For a while during the last decade, Hewlett-Packard had a fully funded pension plan that was invested almost entirely in fixed income and had hedged 100% of its interest-rate risk. Then in 2008, $125 billion HP acquired EDS. The EDS defined-benefit plan was heavily invested in equities and the financial crisis left it severely underfunded. In 2009, the company merged the HP and EDS U.S. plans, which had a combined funded status of just 82%, increased the plan’s allocation to risky assets and unwound its interest-rate hedge.
In 2010, HP’s benefit fund investment team was asked to get the combined pension plan back to fully funded status within five years, and the team began to work on a strategy to reduce risk as the plan’s funded status improved. They built a Monte Carlo simulation model to analyze how different strategies would affect the plan’s funded status and the volatility of funded status. Then the team designed a dynamic asset allocation strategy in which the funded status of the plan can trigger changes to its asset allocation, and the funded status together with the level of interest rates can trigger changes in the plan’s interest-rate hedge ratio.
“The general idea is to take away risk when we can,” says senior portfolio manager David Cheng. “If our funding ratio improves, we want to lower our risk profile.”

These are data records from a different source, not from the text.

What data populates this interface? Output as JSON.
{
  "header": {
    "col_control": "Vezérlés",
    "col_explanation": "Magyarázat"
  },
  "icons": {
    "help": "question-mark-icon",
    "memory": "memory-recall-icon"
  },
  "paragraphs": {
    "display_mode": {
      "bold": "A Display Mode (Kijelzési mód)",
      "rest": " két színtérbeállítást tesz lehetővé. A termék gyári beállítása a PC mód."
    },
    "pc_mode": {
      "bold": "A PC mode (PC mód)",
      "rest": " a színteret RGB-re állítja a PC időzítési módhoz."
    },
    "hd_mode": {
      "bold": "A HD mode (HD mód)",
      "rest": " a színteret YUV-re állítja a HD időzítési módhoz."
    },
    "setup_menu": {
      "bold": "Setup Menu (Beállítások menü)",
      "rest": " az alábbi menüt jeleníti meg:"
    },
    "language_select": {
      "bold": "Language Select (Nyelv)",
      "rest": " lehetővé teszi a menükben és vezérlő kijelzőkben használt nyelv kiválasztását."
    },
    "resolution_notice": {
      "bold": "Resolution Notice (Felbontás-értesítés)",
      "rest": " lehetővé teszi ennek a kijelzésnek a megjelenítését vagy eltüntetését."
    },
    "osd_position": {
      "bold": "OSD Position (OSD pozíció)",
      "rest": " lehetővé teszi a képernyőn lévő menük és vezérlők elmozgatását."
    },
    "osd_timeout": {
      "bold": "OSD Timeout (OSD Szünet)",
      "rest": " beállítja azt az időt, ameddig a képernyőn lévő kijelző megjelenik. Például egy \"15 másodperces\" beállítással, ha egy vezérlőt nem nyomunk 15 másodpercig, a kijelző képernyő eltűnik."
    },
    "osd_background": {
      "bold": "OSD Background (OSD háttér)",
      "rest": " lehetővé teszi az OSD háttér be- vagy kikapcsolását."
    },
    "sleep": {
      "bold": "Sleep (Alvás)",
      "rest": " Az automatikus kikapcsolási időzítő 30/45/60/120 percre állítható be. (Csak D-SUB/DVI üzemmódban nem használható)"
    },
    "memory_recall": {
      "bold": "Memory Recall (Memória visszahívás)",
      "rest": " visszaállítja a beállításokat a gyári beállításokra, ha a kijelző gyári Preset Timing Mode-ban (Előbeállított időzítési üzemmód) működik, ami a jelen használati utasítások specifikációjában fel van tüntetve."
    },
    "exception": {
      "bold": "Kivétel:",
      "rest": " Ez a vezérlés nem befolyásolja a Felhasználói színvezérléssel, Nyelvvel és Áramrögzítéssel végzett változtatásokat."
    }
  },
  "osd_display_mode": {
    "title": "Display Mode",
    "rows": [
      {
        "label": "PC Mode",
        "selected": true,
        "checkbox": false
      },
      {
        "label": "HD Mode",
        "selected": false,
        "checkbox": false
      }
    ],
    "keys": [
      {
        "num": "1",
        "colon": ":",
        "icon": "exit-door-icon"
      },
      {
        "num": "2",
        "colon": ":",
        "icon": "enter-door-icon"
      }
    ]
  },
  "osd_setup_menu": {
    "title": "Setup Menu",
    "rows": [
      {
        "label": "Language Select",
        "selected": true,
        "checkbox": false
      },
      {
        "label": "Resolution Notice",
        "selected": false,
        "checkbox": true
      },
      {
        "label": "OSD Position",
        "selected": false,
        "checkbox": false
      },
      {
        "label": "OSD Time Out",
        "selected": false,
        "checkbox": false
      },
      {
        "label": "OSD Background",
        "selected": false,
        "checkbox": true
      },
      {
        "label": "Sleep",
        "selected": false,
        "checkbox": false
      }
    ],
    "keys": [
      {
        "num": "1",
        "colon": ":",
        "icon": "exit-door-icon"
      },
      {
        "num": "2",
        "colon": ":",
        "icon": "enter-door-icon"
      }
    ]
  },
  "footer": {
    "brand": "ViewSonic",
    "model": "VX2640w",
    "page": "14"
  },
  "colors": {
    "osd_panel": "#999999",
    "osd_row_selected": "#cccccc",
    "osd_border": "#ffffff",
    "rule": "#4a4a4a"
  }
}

The benefit fund investment team implemented a framework that includes a dashboard that monitors the plan’s funded status on a daily basis, trigger levels that are pre-approved by the investment committee so that changes can occur in real time, and three derivatives overlay programs in fixed income, equities and currencies to facilitate investment changes.
“Our framework is really designed so that we can be nimble and flexible,” Cheng says. “We don’t have to go back to the investment board and wait for weeks or months until they approve our strategy. The entire strategy has been approved and when we’re at a trigger point, we can go ahead and execute our strategy in real time.”